When I increased the specificity of my search, I got nearly as many results. CSS, JavaScript, PHP, everyting I searched for yielded the same results. A ton of responses on the SERP with no guidance to go on. Should I go for a personal blog, a question/answer forum, another online training course, paid, free, there are SO MANY CHOICES! Where does one begin? And after beginning, how does one keep up with ever changing standards? You can imagine how overwhelming it was to jump into a field that is never stagnant.

It turns out that SEO is even more frightening. Where web development standards or versions change every few months or weeks, I learned at SMX that the Google Algorithm changes around 800 times a year. That’s roughly every 8 hours. From the time I wake up to the time I go to bed, Google has changed its mind up to 3 times. That’s freaking crazy!

I am really clueless, just like this dog
I wish I had it together as this dog!

Sifting Through the Haystack for the Golden Needle

As I’ve said before, I am EXTREMELY fortunate to have met who I have met and to be able to call them friends, including several members of the elite SEO 100. By itself, that is worth more than anything I could learn on my own. Since I became interested in SEO and how it can work with web development, all those days ago, I’ve followed a ton of brilliant people on Twitter and networked on LinkedIn, but 140 characters at a time can only teach so much. So how does anyone get started?

Writers write. Musicians make music. Developers develop. SEOs optimize for search engines. I’ve learned that the best way to start is to just start. There are several blogs that are phenominal, and there are even more that are horrible. My personal suggestions are to latch on to Moz, Search Engine Land, and Search Engine Journal. Also, check out that list from above and follow every single person on it. Read their tweets and follow their links. There’s a lot to cover, trust me. I have a 2 hour commute each way and it’s still not nearly enough time to get caught up on everything that gets posted.

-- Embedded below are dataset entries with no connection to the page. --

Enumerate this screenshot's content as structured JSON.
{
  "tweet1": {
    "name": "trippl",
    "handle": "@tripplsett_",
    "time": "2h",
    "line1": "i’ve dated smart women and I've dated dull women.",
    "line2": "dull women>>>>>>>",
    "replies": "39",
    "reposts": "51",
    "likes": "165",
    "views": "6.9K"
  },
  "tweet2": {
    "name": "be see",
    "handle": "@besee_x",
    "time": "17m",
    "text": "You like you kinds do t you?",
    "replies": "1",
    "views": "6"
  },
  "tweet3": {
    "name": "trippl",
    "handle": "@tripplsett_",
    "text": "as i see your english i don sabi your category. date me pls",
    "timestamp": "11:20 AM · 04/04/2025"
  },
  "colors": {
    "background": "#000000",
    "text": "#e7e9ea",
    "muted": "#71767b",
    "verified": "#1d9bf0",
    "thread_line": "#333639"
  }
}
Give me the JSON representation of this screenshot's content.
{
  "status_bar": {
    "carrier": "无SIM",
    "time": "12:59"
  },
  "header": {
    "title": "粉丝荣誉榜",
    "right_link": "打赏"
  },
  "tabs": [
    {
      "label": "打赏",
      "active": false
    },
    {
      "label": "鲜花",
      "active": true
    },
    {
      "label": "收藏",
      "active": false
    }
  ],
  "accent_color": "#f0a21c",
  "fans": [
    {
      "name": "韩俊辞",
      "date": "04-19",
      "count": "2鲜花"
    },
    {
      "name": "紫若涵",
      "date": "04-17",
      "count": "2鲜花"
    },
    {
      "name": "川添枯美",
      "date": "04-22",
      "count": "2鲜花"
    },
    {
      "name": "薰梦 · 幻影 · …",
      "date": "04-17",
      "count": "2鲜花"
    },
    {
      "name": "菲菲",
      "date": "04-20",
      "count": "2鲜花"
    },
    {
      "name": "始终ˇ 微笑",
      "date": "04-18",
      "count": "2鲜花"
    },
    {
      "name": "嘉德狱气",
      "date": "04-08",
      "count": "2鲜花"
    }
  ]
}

Reach Out

One of the many things that the SEO and web development communities have in common is their willingness to share. If I write an awesome function or a bit of code that I think people can benefit from, I upload it to Github and share it with the world. If an SEO finds out something interesting about the algorithm or Penguin, Pigeon, or Panda, they write about it and they tell people about it so that they may benefit from it.

As I was told at SMX by one of my new contacts, “Even though [SEOs] are in competition, we’re not against each other. If anything, we’re all in it against the search engines.”

What about you? How do you decide what advice is worth taking and what advice should go in one ear and right out the other? Let me know, I’m dying to learn!